I’m so sorry. I won’t be causing you any more hurt anymore. I have placed the car key behind the rear wheel and it is parked at put motorway junction. I’m so sorry.

The most crucial part of this for me was the car key. I was obsessed with it. With this sorted I now had decided to establish my method and once sorted do it quickly, pressing send as I passed the railing and throwing the phone backwards as I did. I didn’t want it to smash, it had photos on there.

I looked at the oncoming traffic and started to think. What if there were kids in the cars? I’d spent many days in the months before working through the logic of suicide and what makes people do it, then how someone would do it. And from that I’d decided if I ever was minded I’d want quick and out of my control. But I didn’t want to ruin some kids life because they saw a crazy man smash their windscreen. So I decided a lorry. A business vehicle. That way they would be adult and more likely to detach this as a work thing and get past the experience. It made sense to me anyway. So I looked at lorries. I decided I needed to wait until a lorry passed with minimal traffic around. I wanted to upset as few people as possible.

With my method secure I approached the railings. About 3 ft of railing stood between me and what I believed would be my social responsibility. I sorted phone in hand and took a step upwards. There were horizontal beams that I stepped up and I was settled on the middle looking at the vehicles approaching. Pondering whether the drivers had appreciated the significance of the motorway stretch from which they had just emerged, I saw my one. An Argos lorry. I saw it approaching and went to take one more step upwards. As I did My foot slipped. For a split second I thought I was falling over the rail and my moment of wibble enducing panic took over. I fell backwards and dropped my phone. The whole 2.5ft drop felt like 20ft. As I hit the floor I immediately knew I did not have the balls to do it. Even if I wanted to. Which in fairness I wasn’t sure I did.

I sat there for a minute and realised what a dick I’d been. I sent a message to my wife. A slightly edited version. And she asked me to come back. We talked and I slept downstairs, but I slept. I never said of quite how close it been but I think she knew why I was there.

I thought many times about one thing in particular. I was set on doing it. From leaving the house to slipping on that rail, I was determined. It wasn’t until it felt too late I realised I didn’t want to at all. I started looking into this. Jump survivors who in the vast majority of cases say similar, that they thought it was a mistake once it was too late.

I’m by no means putting myself in their position… they survived the fall, I slipped 2 feet. But the mindset was similar. I was determined I just didn’t have the guts. But if I did I still would have felt that panic and regret once I did it.

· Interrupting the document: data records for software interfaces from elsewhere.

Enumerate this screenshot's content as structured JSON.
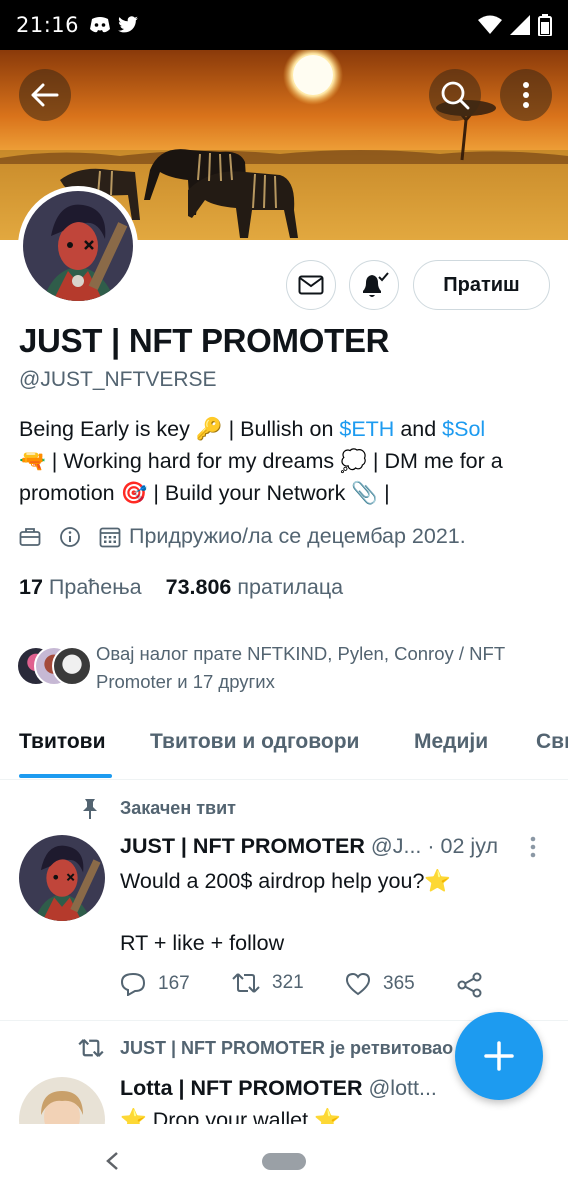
{
  "status_bar": {
    "time": "21:16"
  },
  "profile": {
    "name": "JUST | NFT PROMOTER",
    "handle": "@JUST_NFTVERSE",
    "follow_label": "Пратиш",
    "bio": {
      "p1": "Being Early is key ",
      "e1": "🔑",
      "p2": " | Bullish on ",
      "link1": "$ETH",
      "p3": " and ",
      "link2": "$Sol",
      "e2": "🔫",
      "p4": " | Working hard for my dreams ",
      "e3": "💭",
      "p5": " | DM me for a promotion ",
      "e4": "🎯",
      "p6": " | Build your Network ",
      "e5": "📎",
      "p7": " |"
    },
    "joined": "Придружио/ла се децембар 2021.",
    "following_count": "17",
    "following_label": "Праћења",
    "followers_count": "73.806",
    "followers_label": "пратилаца",
    "followed_by": "Овај налог прате NFTKIND, Pylen, Conroy / NFT Promoter и 17 других"
  },
  "tabs": [
    "Твитови",
    "Твитови и одговори",
    "Медији",
    "Свиђања"
  ],
  "pinned_tweet": {
    "pinned_label": "Закачен твит",
    "author": "JUST | NFT PROMOTER",
    "handle": "@J...",
    "date": "· 02 јул",
    "line1": "Would a 200$ airdrop help you?",
    "line1_emoji": "⭐",
    "line2": "RT + like + follow",
    "replies": "167",
    "retweets": "321",
    "likes": "365"
  },
  "retweet": {
    "label": "JUST | NFT PROMOTER је ретвитовао",
    "author": "Lotta | NFT PROMOTER",
    "handle": "@lott...",
    "text": "⭐ Drop your wallet ⭐"
  },
  "colors": {
    "accent": "#1d9bf0",
    "muted": "#536471",
    "text": "#0f1419"
  }
}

So, what I’ve learned from this is however bad it gets, however much I might hate my current situation and even myself, it’s temporary. And since that day I’ve had as many if not far more good days than bad. Good days i honestly thought were impossible on that night. The worst bad days pass and I’m thankful for the good ones that follow. I’d never put myself in that position again, not that i could if I wanted to…